TASK PROMPT - Find every line below with the string "name" and pick it out.

Element data from apps and pages -

* * * * * * * * *

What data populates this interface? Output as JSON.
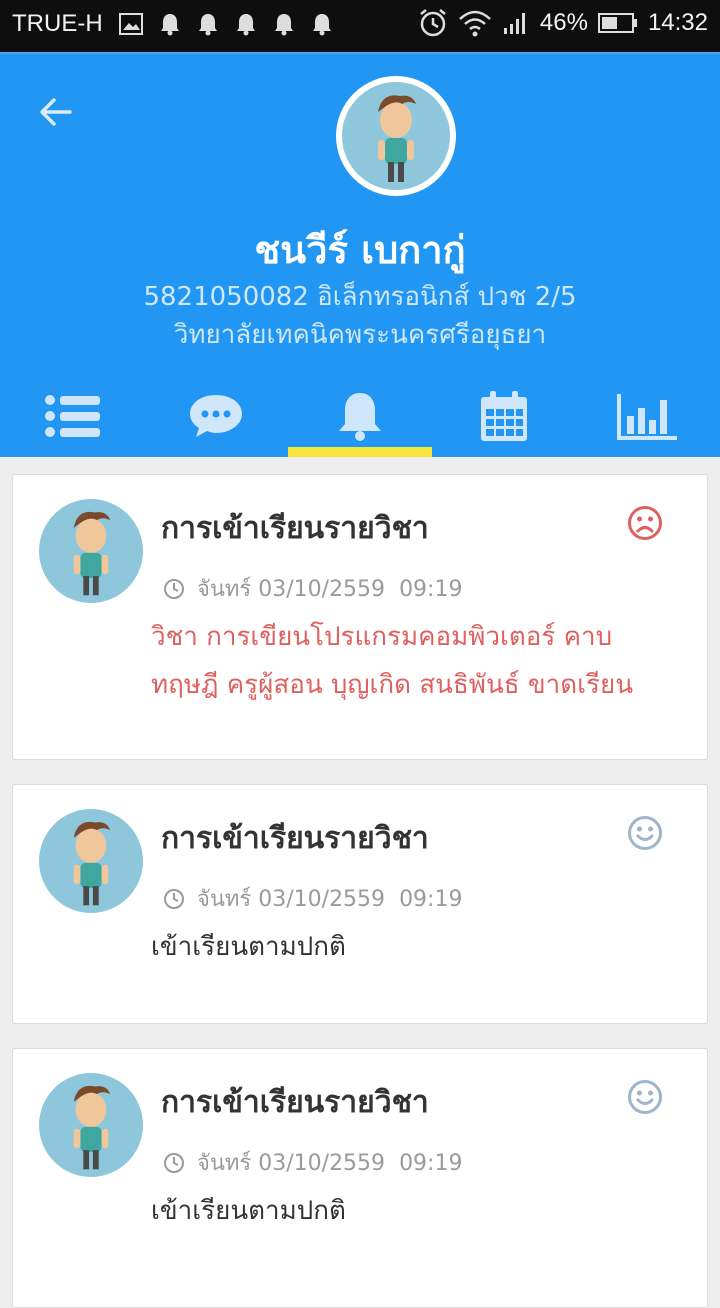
{
  "status_bar": {
    "carrier": "TRUE-H",
    "battery": "46%",
    "time": "14:32"
  },
  "profile": {
    "name": "ชนวีร์ เบกากู่",
    "info_line": "5821050082 อิเล็กทรอนิกส์ ปวช 2/5",
    "school": "วิทยาลัยเทคนิคพระนครศรีอยุธยา"
  },
  "tabs": [
    {
      "name": "list-icon",
      "active": false
    },
    {
      "name": "chat-bubble-icon",
      "active": false
    },
    {
      "name": "bell-icon",
      "active": true
    },
    {
      "name": "calendar-icon",
      "active": false
    },
    {
      "name": "bar-chart-icon",
      "active": false
    }
  ],
  "colors": {
    "header_blue": "#2196f3",
    "tab_indicator": "#f6e53b",
    "alert_red": "#e06060",
    "neutral_icon": "#9eb4c8"
  },
  "notifications": [
    {
      "title": "การเข้าเรียนรายวิชา",
      "day": "จันทร์",
      "date": "03/10/2559",
      "time": "09:19",
      "mood": "sad-face-icon",
      "message_lines": [
        "วิชา การเขียนโปรแกรมคอมพิวเตอร์ คาบ",
        "ทฤษฎี ครูผู้สอน บุญเกิด สนธิพันธ์ ขาดเรียน"
      ],
      "alert": true
    },
    {
      "title": "การเข้าเรียนรายวิชา",
      "day": "จันทร์",
      "date": "03/10/2559",
      "time": "09:19",
      "mood": "happy-face-icon",
      "message_lines": [
        "เข้าเรียนตามปกติ"
      ],
      "alert": false
    },
    {
      "title": "การเข้าเรียนรายวิชา",
      "day": "จันทร์",
      "date": "03/10/2559",
      "time": "09:19",
      "mood": "happy-face-icon",
      "message_lines": [
        "เข้าเรียนตามปกติ"
      ],
      "alert": false
    }
  ]
}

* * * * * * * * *

RESPONSE AREA -
    "name": "ชนวีร์ เบกากู่",
      "name": "list-icon",
      "name": "chat-bubble-icon",
      "name": "bell-icon",
      "name": "calendar-icon",
      "name": "bar-chart-icon",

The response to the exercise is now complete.